(Dataset entries)
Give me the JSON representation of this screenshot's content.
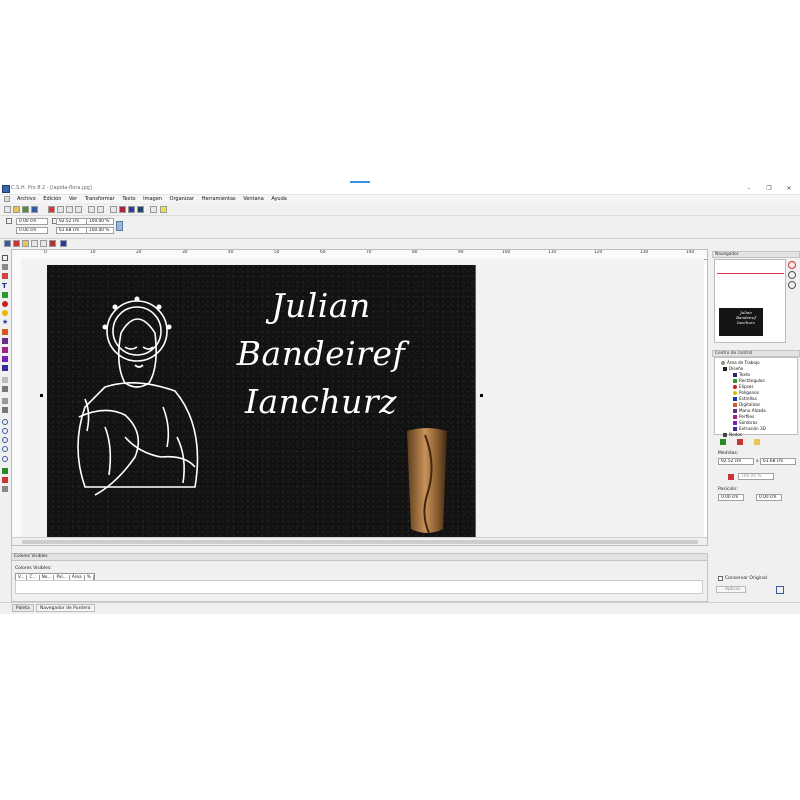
{
  "window": {
    "title": "C.S.H. Pro 8.2 - [lapida-flora.jpg]",
    "min_label": "–",
    "max_label": "❐",
    "close_label": "✕"
  },
  "menu": {
    "items": [
      "Archivo",
      "Edición",
      "Ver",
      "Transformar",
      "Texto",
      "Imagen",
      "Organizar",
      "Herramientas",
      "Ventana",
      "Ayuda"
    ]
  },
  "toolbar2": {
    "pos_x": "0.00 cm",
    "pos_y": "0.00 cm",
    "width": "92.52 cm",
    "height": "61.68 cm",
    "scale_x": "100.00 %",
    "scale_y": "100.00 %"
  },
  "ruler": {
    "labels": [
      "0",
      "10",
      "20",
      "30",
      "40",
      "50",
      "60",
      "70",
      "80",
      "90",
      "100",
      "110",
      "120",
      "130",
      "140"
    ]
  },
  "canvas": {
    "line1": "Julian",
    "line2": "Bandeiref",
    "line3": "Ianchurz",
    "plate_color": "#121212"
  },
  "bottom_panel": {
    "title": "Colores Visibles",
    "subtitle": "Colores Visibles:",
    "columns": [
      "V...",
      "C...",
      "No...",
      "Pal...",
      "Área",
      "%"
    ]
  },
  "status": {
    "tab1": "Paleta",
    "tab2": "Navegador de Puntero"
  },
  "right": {
    "nav_title": "Navegador",
    "nav_mini": {
      "l1": "Julian",
      "l2": "Bandeiref",
      "l3": "Ianchurz"
    },
    "control_title": "Centro de control",
    "tree": [
      {
        "label": "Área de Trabajo",
        "icon": "workspace-icon",
        "color": "#9a8d7c"
      },
      {
        "label": "Diseño",
        "icon": "cursor-icon",
        "color": "#222222"
      },
      {
        "label": "Texto",
        "icon": "text-icon",
        "color": "#1a2a80"
      },
      {
        "label": "Rectángulos",
        "icon": "rectangle-icon",
        "color": "#2a9a2a"
      },
      {
        "label": "Elipses",
        "icon": "ellipse-icon",
        "color": "#cc2020"
      },
      {
        "label": "Polígonos",
        "icon": "polygon-icon",
        "color": "#e6b800"
      },
      {
        "label": "Estrellas",
        "icon": "star-icon",
        "color": "#1a3a9a"
      },
      {
        "label": "Digitalizar",
        "icon": "digitize-icon",
        "color": "#d45a20"
      },
      {
        "label": "Mano Alzada",
        "icon": "freehand-icon",
        "color": "#6a2a8a"
      },
      {
        "label": "Perfiles",
        "icon": "profile-icon",
        "color": "#a02080"
      },
      {
        "label": "Sombras",
        "icon": "shadow-icon",
        "color": "#7a1fae"
      },
      {
        "label": "Extrusión 3D",
        "icon": "extrusion-icon",
        "color": "#3a2a9a"
      },
      {
        "label": "Nodos",
        "icon": "nodes-icon",
        "color": "#444444"
      }
    ],
    "measures_label": "Medidas:",
    "width": "92.52 cm",
    "height": "61.68 cm",
    "sep": "x",
    "scale": "100.00 %",
    "position_label": "Posición:",
    "pos_x": "0.00 cm",
    "pos_y": "0.00 cm",
    "keep_label": "Conservar Original",
    "apply_label": "Aplicar"
  }
}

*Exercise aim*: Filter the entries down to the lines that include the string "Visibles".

*Solution to this problem*:
    "title": "Colores Visibles",
    "subtitle": "Colores Visibles:",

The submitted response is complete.